Yet, curiously, author C.W. Nevius declares: “Text messages flew among the thirtysomethings, and girlfriends called each other to ask if they’d heard the news. While men tended to wonder what the surprise was — hadn’t she been on a one-way trip to oblivion for years? — women seemed to regard her as that tragic girlfriend they all knew.” He later projects, “When her 20-year-old son, Daniel, died unexpectedly in September, just three days after the birth of her daughter, women found it sad and tragic.” I apologize in advance for this obvious and unavoidable retort, but “sad and tragic” is attributing to the opposite gender a shared experience across an entire generation without any substantiation.
With that out of the way, on to another surprise — this one fairly pleasant — in the reporting on Smith’s death. Preferable, at least, to an interview with a long-lost relative or kinda-sorta friend — Smith was compared in today’s Washington Post to the courtesans immortalized in the work of Caravaggio and Proust. As opposed to a slab of scandal served up raw, Philip Kennicott’s article swings toward the opposite pole of overcooked philosophizing. But, he makes an interesting argument: “poor Anna” was hated because she was “a living reminder of an economy of sexual exchange that we like to pretend doesn’t exist.”
When that sexual economy is laid plain, making marriage appear — at varying levels — an institution of commerce and convenience, “intimacy is shadowed with doubt.” Smith tapped into male insecurity, Kennicott argues, by, it seemed to most, marrying for money (big, big money). “For centuries, there have been men who have wondered why women really love them,” he writes. “That the real sexual allure of men may not be their good looks, their masculinity or their charm, but rather their power and position, can make men wonder whether they are loved for themselves or for something external and unrelated.” That fear inspired innumerous Anna Nicole cracks on late-night talk shows, Kennicott says. “[T]hey were laughing at her, of course, but also at men who were foolish enough to marry women like her,” he writes.

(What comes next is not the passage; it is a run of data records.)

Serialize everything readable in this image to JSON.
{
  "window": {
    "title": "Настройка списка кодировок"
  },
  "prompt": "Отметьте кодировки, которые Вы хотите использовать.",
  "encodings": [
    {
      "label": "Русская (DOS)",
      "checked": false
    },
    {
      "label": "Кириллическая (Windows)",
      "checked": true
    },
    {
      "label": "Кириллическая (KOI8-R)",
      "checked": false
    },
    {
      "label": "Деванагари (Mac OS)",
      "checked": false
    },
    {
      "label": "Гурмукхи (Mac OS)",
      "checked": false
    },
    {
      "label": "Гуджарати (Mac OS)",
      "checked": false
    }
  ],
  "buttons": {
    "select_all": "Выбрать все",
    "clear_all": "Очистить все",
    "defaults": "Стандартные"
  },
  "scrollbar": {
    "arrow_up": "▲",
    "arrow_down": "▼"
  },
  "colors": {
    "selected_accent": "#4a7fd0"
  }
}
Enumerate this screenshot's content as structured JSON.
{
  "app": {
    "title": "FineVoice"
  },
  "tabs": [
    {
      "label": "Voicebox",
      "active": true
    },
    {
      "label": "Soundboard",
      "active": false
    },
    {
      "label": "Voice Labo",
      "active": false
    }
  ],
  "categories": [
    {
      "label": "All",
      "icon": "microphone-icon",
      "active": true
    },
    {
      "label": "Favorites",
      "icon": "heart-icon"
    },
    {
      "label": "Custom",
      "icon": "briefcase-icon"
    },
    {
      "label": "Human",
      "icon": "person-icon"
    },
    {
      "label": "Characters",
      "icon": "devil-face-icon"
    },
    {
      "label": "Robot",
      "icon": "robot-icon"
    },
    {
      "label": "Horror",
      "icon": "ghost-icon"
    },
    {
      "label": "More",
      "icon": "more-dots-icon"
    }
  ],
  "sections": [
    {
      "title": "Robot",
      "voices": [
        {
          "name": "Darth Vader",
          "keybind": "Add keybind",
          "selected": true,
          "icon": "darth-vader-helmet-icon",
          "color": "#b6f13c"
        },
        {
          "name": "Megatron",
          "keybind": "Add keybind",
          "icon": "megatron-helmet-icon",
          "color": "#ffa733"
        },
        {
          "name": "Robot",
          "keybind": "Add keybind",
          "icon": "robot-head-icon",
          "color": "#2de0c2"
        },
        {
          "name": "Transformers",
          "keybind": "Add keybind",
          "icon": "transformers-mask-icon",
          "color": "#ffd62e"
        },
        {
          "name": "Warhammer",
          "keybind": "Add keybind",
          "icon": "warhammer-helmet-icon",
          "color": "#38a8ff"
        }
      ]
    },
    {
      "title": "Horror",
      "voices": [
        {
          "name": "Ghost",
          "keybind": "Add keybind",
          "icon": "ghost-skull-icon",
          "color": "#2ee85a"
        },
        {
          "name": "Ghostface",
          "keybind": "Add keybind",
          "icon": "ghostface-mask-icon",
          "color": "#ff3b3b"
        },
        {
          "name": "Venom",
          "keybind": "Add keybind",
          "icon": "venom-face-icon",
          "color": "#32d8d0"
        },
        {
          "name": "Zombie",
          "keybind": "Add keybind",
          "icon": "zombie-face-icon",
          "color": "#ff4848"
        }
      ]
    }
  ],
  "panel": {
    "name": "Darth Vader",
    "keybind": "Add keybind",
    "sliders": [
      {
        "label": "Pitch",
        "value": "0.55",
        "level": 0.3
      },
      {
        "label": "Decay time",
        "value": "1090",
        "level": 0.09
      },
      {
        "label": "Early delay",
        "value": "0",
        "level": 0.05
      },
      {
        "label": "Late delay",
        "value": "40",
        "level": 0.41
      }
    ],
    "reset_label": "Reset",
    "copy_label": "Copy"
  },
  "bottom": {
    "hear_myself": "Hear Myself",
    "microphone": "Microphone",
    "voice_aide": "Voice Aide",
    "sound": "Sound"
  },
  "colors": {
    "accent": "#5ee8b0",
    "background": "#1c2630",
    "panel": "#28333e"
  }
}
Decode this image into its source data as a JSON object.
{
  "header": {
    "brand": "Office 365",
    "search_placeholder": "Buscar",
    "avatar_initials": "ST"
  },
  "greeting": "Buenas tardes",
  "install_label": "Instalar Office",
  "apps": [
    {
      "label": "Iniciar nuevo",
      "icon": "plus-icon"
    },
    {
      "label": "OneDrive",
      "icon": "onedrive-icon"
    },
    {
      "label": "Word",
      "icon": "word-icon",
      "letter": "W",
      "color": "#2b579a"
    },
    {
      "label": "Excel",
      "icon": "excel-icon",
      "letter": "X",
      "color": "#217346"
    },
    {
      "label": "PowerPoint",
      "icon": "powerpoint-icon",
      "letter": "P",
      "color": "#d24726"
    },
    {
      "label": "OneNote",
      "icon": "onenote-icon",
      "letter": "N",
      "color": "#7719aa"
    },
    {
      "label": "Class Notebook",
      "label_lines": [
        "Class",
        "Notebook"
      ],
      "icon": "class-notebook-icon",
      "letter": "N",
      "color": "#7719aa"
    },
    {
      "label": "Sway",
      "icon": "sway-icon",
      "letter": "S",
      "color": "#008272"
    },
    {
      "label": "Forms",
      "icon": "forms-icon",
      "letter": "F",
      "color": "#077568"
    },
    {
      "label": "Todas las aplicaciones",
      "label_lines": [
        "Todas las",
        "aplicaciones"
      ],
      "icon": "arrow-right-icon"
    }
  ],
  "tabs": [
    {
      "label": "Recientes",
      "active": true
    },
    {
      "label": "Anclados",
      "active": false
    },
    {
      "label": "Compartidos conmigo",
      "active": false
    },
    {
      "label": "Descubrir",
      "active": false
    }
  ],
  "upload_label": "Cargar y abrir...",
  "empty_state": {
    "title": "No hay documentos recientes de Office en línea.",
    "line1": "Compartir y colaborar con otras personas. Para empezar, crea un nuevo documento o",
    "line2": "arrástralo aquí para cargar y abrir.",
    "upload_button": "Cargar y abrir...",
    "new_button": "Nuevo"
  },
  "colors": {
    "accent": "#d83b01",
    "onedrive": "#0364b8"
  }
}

Kennicott mentions the idea of marriage as an institution addressing women’s need for safety and men’s for opportunity and hints that Smith faced scorn as a result of more than just male insecurity. He safely distances himself from this essentialist concept of male-female relations by terming it the thinking in “conservative quarters.” Using Newt Gingrich’s charming comparison of men to “little piglets,” he suggests that “the woman who is hard-nosed in her pursuit of the biggest little piglet she can find becomes an object of scorn.” The implication is that Smith was sneered at because she made both men and women aware of their underlying biological drive, which is at odds with their preferred vision of self.
There’s extreme cultural anxiety over women who traffic in sex, period — whether they’re prostitutes, strippers, trophy wives or gold diggers. Part of that anxiety is driven by the ease with which intimacy and attraction can be feigned, sure. But there’s also an anxiety that stretches clear across the gender divide. What about women who choose against selling their sexual goods — whether for instant riches or a career? They might harbor a certain level of resentment or jealousy toward a woman who does. As much as some men may feel anxiety about their ability to attract women without the allures of money or power, women can also feel anxiety about their ability to achieve [fill in the blank] without employing their sexual wiles.
File this under sad but true: it seems watching someone like Smith self-destruct on the public stage is akin to a shot of Novocain to the overly-anxious ego